regulation was a strict liability offense. Id. at
1443. Although the court acknowledged that “[s]trict
criminal liability is strong medicine, ” it determined
that the language of the regulation did not imply a requisite
state of mind. Id. at 1446. The court also relied on
a previous decision in which it held that the regulation that
prohibits cutting and removing timber from a national forest
did not imply a mens rea requirement. Id.
(citing United States v. Wilson, 438 F.2d 525, 525
(9th Cir. 1971)). Based on Wilson, the court stated:
“We do not see how one who wanders onto a national
forest and cuts trees can be held strictly liable when one
who wanders on and establishes a residence is not.”
dissenting opinion in Kent criticized the
majority's interpretation of § 261.10(b) and stated
that it would “‘criminalize a broad range of
apparently innocent conduct[.]'” Id. at
1449 (Pregerson, J., dissenting) (quoting Liparota v.
United States, 471 U.S. 419, 426 (1985)). Thus, the
dissent would have interpreted the regulation as requiring
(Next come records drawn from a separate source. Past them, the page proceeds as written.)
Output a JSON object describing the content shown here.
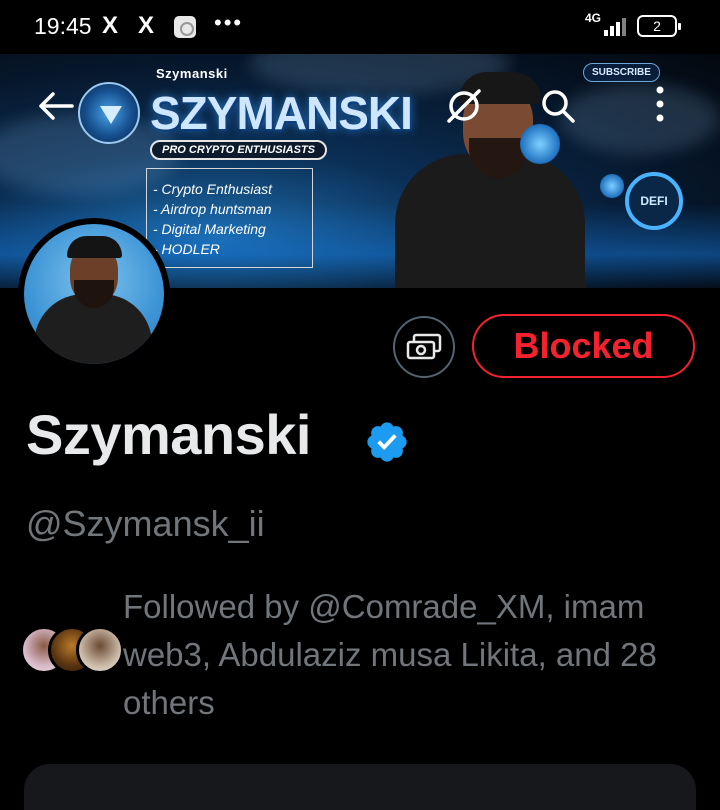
{
  "status_bar": {
    "time": "19:45",
    "app_icon_1": "X",
    "app_icon_2": "X",
    "more": "•••",
    "network": "4G",
    "battery": "2"
  },
  "banner": {
    "small_title": "Szymanski",
    "title": "SZYMANSKI",
    "tagline": "PRO CRYPTO ENTHUSIASTS",
    "list": [
      "- Crypto Enthusiast",
      "- Airdrop huntsman",
      "- Digital Marketing",
      "- HODLER"
    ],
    "subscribe": "SUBSCRIBE",
    "badge": "DEFI"
  },
  "toolbar": {
    "back_icon": "arrow-left-icon",
    "grok_icon": "grok-icon",
    "search_icon": "search-icon",
    "more_icon": "more-vertical-icon"
  },
  "profile": {
    "display_name": "Szymanski",
    "verified_color": "#1d9bf0",
    "handle": "@Szymansk_ii",
    "blocked_label": "Blocked",
    "blocked_color": "#f4212e",
    "followed_by": "Followed by @Comrade_XM, imam web3, Abdulaziz musa Likita, and 28 others"
  }
}
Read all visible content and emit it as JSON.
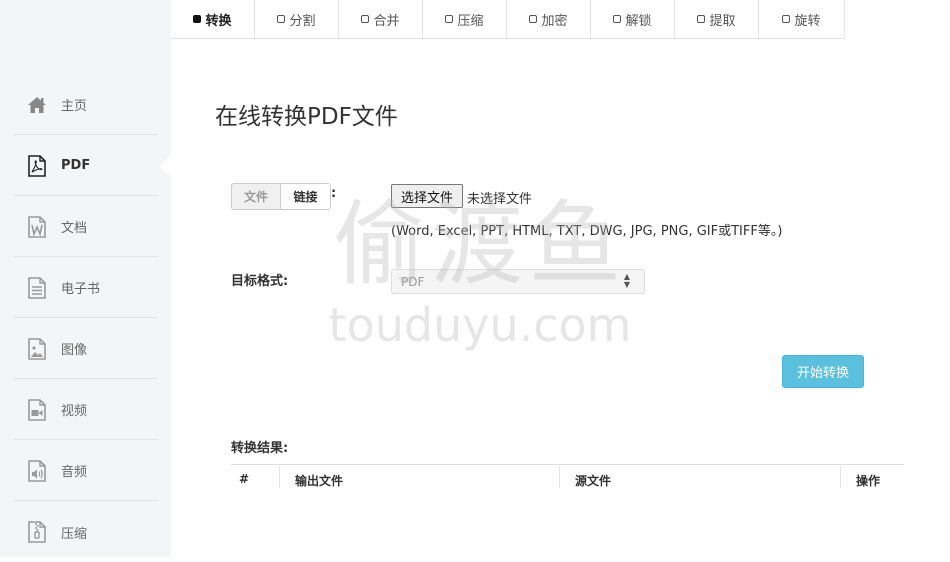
{
  "sidebar": {
    "items": [
      {
        "label": "主页",
        "icon": "home-icon"
      },
      {
        "label": "PDF",
        "icon": "pdf-file-icon"
      },
      {
        "label": "文档",
        "icon": "word-document-icon"
      },
      {
        "label": "电子书",
        "icon": "ebook-icon"
      },
      {
        "label": "图像",
        "icon": "image-file-icon"
      },
      {
        "label": "视频",
        "icon": "video-file-icon"
      },
      {
        "label": "音频",
        "icon": "audio-file-icon"
      },
      {
        "label": "压缩",
        "icon": "zip-file-icon"
      }
    ],
    "active_index": 1
  },
  "topnav": {
    "tabs": [
      {
        "label": "转换"
      },
      {
        "label": "分割"
      },
      {
        "label": "合并"
      },
      {
        "label": "压缩"
      },
      {
        "label": "加密"
      },
      {
        "label": "解锁"
      },
      {
        "label": "提取"
      },
      {
        "label": "旋转"
      }
    ],
    "active_index": 0
  },
  "main": {
    "title": "在线转换PDF文件",
    "source_toggle": {
      "file_label": "文件",
      "link_label": "链接"
    },
    "colon": ":",
    "file_input": {
      "button_label": "选择文件",
      "status": "未选择文件"
    },
    "supported_hint": "(Word, Excel, PPT, HTML, TXT, DWG, JPG, PNG, GIF或TIFF等。)",
    "target_format_label": "目标格式:",
    "target_format_value": "PDF",
    "start_button": "开始转换",
    "result_label": "转换结果:",
    "table_headers": {
      "index": "#",
      "output": "输出文件",
      "source": "源文件",
      "action": "操作"
    }
  },
  "watermark": {
    "cn": "偷渡鱼",
    "en": "touduyu.com"
  },
  "colors": {
    "accent": "#5bc0de",
    "sidebar_bg": "#f4f5f6",
    "border": "#e3e4e6"
  }
}
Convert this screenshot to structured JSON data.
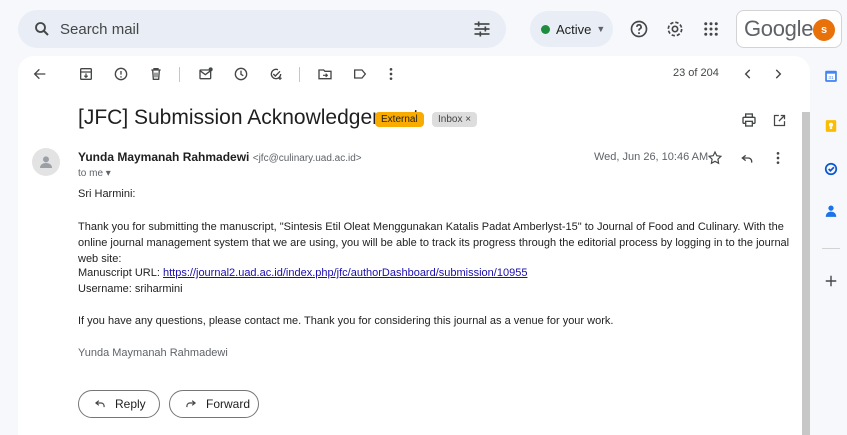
{
  "search": {
    "placeholder": "Search mail"
  },
  "status": {
    "label": "Active"
  },
  "brand": {
    "logo_text": "Google",
    "avatar_letter": "s"
  },
  "toolbar": {
    "pager": "23 of 204"
  },
  "email": {
    "subject": "[JFC] Submission Acknowledgement",
    "badge_external": "External",
    "badge_inbox": "Inbox ×",
    "sender_name": "Yunda Maymanah Rahmadewi",
    "sender_email": "<jfc@culinary.uad.ac.id>",
    "to": "to me ▾",
    "date": "Wed, Jun 26, 10:46 AM",
    "greeting": "Sri Harmini:",
    "para1": "Thank you for submitting the manuscript, \"Sintesis Etil Oleat Menggunakan Katalis Padat Amberlyst-15\" to Journal of Food and Culinary. With the online journal management system that we are using, you will be able to track its progress through the editorial process by logging in to the journal web site:",
    "url_label": "Manuscript URL: ",
    "url": "https://journal2.uad.ac.id/index.php/jfc/authorDashboard/submission/10955",
    "username": "Username: sriharmini",
    "para2": "If you have any questions, please contact me. Thank you for considering this journal as a venue for your work.",
    "signature": "Yunda Maymanah Rahmadewi"
  },
  "actions": {
    "reply": "Reply",
    "forward": "Forward"
  },
  "colors": {
    "accent_blue": "#0b57d0",
    "active_green": "#1e8e3e",
    "external_badge": "#f9ab00",
    "avatar": "#e8710a"
  },
  "icons": [
    "search-icon",
    "tune-icon",
    "help-icon",
    "settings-icon",
    "apps-icon",
    "back-arrow-icon",
    "archive-icon",
    "report-spam-icon",
    "delete-icon",
    "mark-unread-icon",
    "snooze-icon",
    "add-task-icon",
    "move-to-icon",
    "label-icon",
    "more-vert-icon",
    "chevron-left-icon",
    "chevron-right-icon",
    "print-icon",
    "open-new-window-icon",
    "star-icon",
    "reply-icon",
    "calendar-icon",
    "keep-icon",
    "tasks-icon",
    "contacts-icon",
    "add-icon"
  ]
}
the defendant to know that her conduct was unauthorized.
Id. at 1448 (Pregerson, J., dissenting). The dissent
further explained that § 261.10(b) was not a public
welfare offense because “[o]ccupation of Forest Service
lands is not an inherently dangerous activity, and the
government ha[d] not submitted any evidence that [the
defendant's] occupancy endangered the public.”
Id. at 1448 (Pregerson, J., dissenting). To
distinguish the holding in Wilson, the dissent
In Wilson, we held that the Forest Service's
regulation prohibiting the cutting of timber in the national
forests is a strict liability offense. The cutting of timber,
however, is a “public welfare offense” that
causes irreparable harm to our national forests. On the other
hand, a mere occupier of land like Kent does not